The Supreme Court’s recent Dura Pharmaceuticals decision requires a plaintiff to show a market decline (ex post losses), as opposed to price inflation at the time of purchase (ex ante losses), in order to maintain an action for securities fraud. Since fraud is actionable only where a market decline attributable to the fraud occurs under the ex post loss rule, firms that can bundle together disclosures or business projects are under-deterred by the antifraud regime: the success of one project may compensate for the failure of another, the firm can time the release of good and bad news to mask fraud’s effect on price, and “other factors” that would have caused a loss of investment value even without the fraud can disallow a claim for damages.
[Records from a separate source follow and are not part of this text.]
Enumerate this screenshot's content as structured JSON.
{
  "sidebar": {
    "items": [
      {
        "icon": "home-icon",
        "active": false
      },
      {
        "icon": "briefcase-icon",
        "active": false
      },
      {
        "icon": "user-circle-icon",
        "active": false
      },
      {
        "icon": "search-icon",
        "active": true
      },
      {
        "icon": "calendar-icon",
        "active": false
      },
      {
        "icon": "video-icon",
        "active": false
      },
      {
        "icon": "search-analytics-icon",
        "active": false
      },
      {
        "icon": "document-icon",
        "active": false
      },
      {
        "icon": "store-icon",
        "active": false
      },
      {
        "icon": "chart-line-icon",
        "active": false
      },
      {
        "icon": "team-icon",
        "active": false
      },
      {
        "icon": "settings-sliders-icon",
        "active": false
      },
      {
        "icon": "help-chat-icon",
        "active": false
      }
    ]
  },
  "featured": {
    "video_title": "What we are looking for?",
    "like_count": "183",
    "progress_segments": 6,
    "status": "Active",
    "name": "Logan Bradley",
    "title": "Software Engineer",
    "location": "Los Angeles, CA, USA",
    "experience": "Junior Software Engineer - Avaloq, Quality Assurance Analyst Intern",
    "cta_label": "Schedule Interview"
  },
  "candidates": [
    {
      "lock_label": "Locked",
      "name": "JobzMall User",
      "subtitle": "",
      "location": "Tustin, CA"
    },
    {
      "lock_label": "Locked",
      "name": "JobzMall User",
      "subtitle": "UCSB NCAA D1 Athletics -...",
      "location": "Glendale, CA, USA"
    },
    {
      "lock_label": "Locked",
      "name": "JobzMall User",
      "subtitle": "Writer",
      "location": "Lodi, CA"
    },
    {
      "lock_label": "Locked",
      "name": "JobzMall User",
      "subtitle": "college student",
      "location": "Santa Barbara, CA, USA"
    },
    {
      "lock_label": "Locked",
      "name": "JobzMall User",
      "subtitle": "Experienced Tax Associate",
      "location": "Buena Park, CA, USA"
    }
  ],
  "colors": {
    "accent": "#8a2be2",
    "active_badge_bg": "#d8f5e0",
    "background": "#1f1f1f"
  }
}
Strategically, firms may bundle to minimize exposure to liability. On the other hand, firms that value transparency may wish to unbundle. In this sense, the credibility of disclosure under an ex post loss rule depends on the extent to which firms can and do unbundle, whereas an ex ante regime is theoretically perfect in any case. This analysis also reveals two additional problems with an ex post rule: market tests for ex post damages awards (a chief purported benefit) are generally not available for bundled firms, and awarding ex post damages may over-punish small frauds but reward big ones.
Corporation and Enterprise Law | Law and Economics | Securities Law
Date of this Version
James C. Spindler, "Why Shareholders Want Their CEOs to Lie More after Dura Pharmaceuticals" (July 2006). University of Southern California Law and Economics Working Paper Series. Working Paper 59.